- [WHAT THE EXERCISE ASKS]
Records follow. Select each line holding "input".

- [PROVIDED DATA]
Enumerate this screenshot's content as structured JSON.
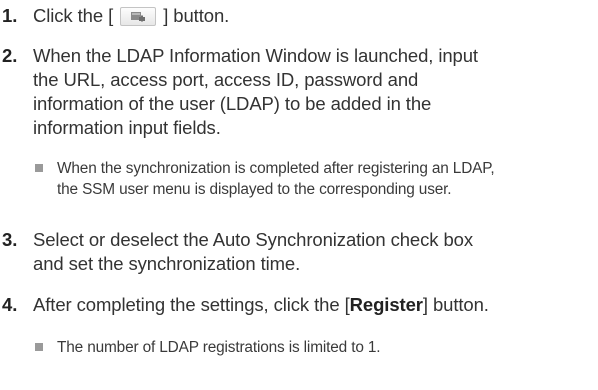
{
  "steps": [
    {
      "number": "1.",
      "text_before": "Click the [",
      "button_icon": "add-ldap-icon",
      "text_after": "] button."
    },
    {
      "number": "2.",
      "lines": [
        "When the LDAP Information Window is launched, input",
        "the URL, access port, access ID, password and",
        "information of the user (LDAP) to be added in the",
        "information input fields."
      ]
    },
    {
      "number": "3.",
      "lines": [
        "Select or deselect the Auto Synchronization check box",
        "and set the synchronization time."
      ]
    },
    {
      "number": "4.",
      "text_before": "After completing the settings, click the [",
      "bold": "Register",
      "text_after": "] button."
    }
  ],
  "notes": [
    {
      "lines": [
        "When the synchronization is completed after registering an LDAP,",
        "the SSM user menu is displayed to the corresponding user."
      ]
    },
    {
      "lines": [
        "The number of LDAP registrations is limited to 1."
      ]
    }
  ],
  "colors": {
    "text": "#333333",
    "bullet": "#9a9a9a"
  }
}
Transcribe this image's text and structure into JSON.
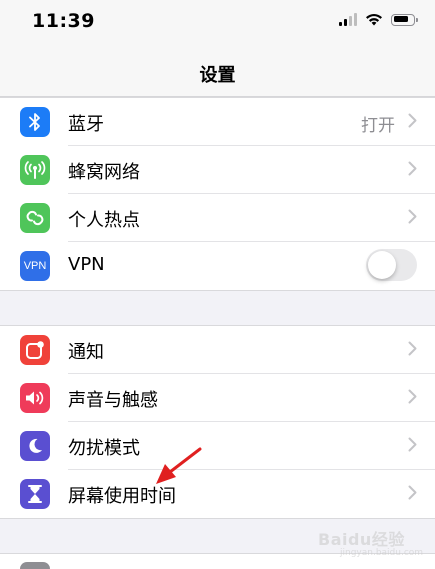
{
  "status_bar": {
    "time": "11:39",
    "battery_level": 0.8
  },
  "nav": {
    "title": "设置"
  },
  "groups": [
    {
      "items": [
        {
          "label": "蓝牙",
          "value": "打开",
          "icon": "bluetooth-icon",
          "color": "#1c7cf7",
          "accessory": "chevron"
        },
        {
          "label": "蜂窝网络",
          "icon": "antenna-icon",
          "color": "#4fc55a",
          "accessory": "chevron"
        },
        {
          "label": "个人热点",
          "icon": "hotspot-link-icon",
          "color": "#4fc55a",
          "accessory": "chevron"
        },
        {
          "label": "VPN",
          "icon_text": "VPN",
          "icon": "vpn-icon",
          "color": "#2f6fe8",
          "accessory": "toggle",
          "toggle_on": false
        }
      ]
    },
    {
      "items": [
        {
          "label": "通知",
          "icon": "notification-icon",
          "color": "#f0423a",
          "accessory": "chevron"
        },
        {
          "label": "声音与触感",
          "icon": "speaker-icon",
          "color": "#ef3b5a",
          "accessory": "chevron"
        },
        {
          "label": "勿扰模式",
          "icon": "moon-icon",
          "color": "#5a4fd1",
          "accessory": "chevron"
        },
        {
          "label": "屏幕使用时间",
          "icon": "hourglass-icon",
          "color": "#5a4fd1",
          "accessory": "chevron"
        }
      ]
    }
  ],
  "annotation_color": "#e02020",
  "watermark": {
    "text": "Baidu经验",
    "sub": "jingyan.baidu.com"
  }
}
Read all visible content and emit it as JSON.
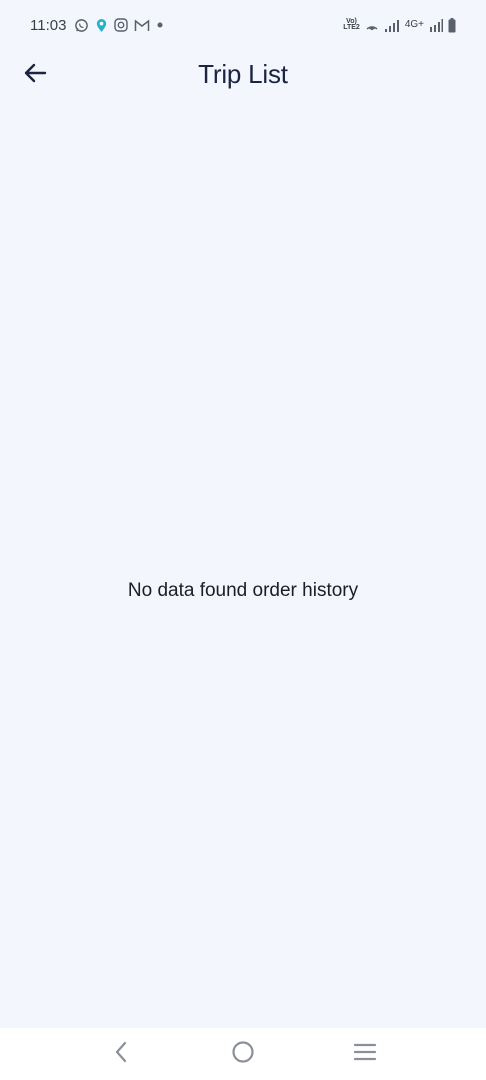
{
  "status_bar": {
    "time": "11:03",
    "left_icons": [
      "whatsapp-icon",
      "location-pin-icon",
      "instagram-icon",
      "gmail-icon",
      "dot-icon"
    ],
    "network_label_top": "Vo)",
    "network_label_bottom": "LTE2",
    "network_type": "4G+",
    "right_icons": [
      "hotspot-icon",
      "signal-icon",
      "signal-icon-2",
      "battery-icon"
    ]
  },
  "header": {
    "title": "Trip List",
    "back_icon": "arrow-left-icon"
  },
  "main": {
    "empty_message": "No data found order history"
  },
  "nav_bar": {
    "items": [
      "back-nav-icon",
      "home-nav-icon",
      "menu-nav-icon"
    ]
  },
  "colors": {
    "background": "#f3f6fd",
    "title": "#1b2440",
    "nav_background": "#ffffff",
    "location_pin": "#23b3c9"
  }
}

- [RESPONSE AREA]
        "When the LDAP Information Window is launched, input",
        "information input fields."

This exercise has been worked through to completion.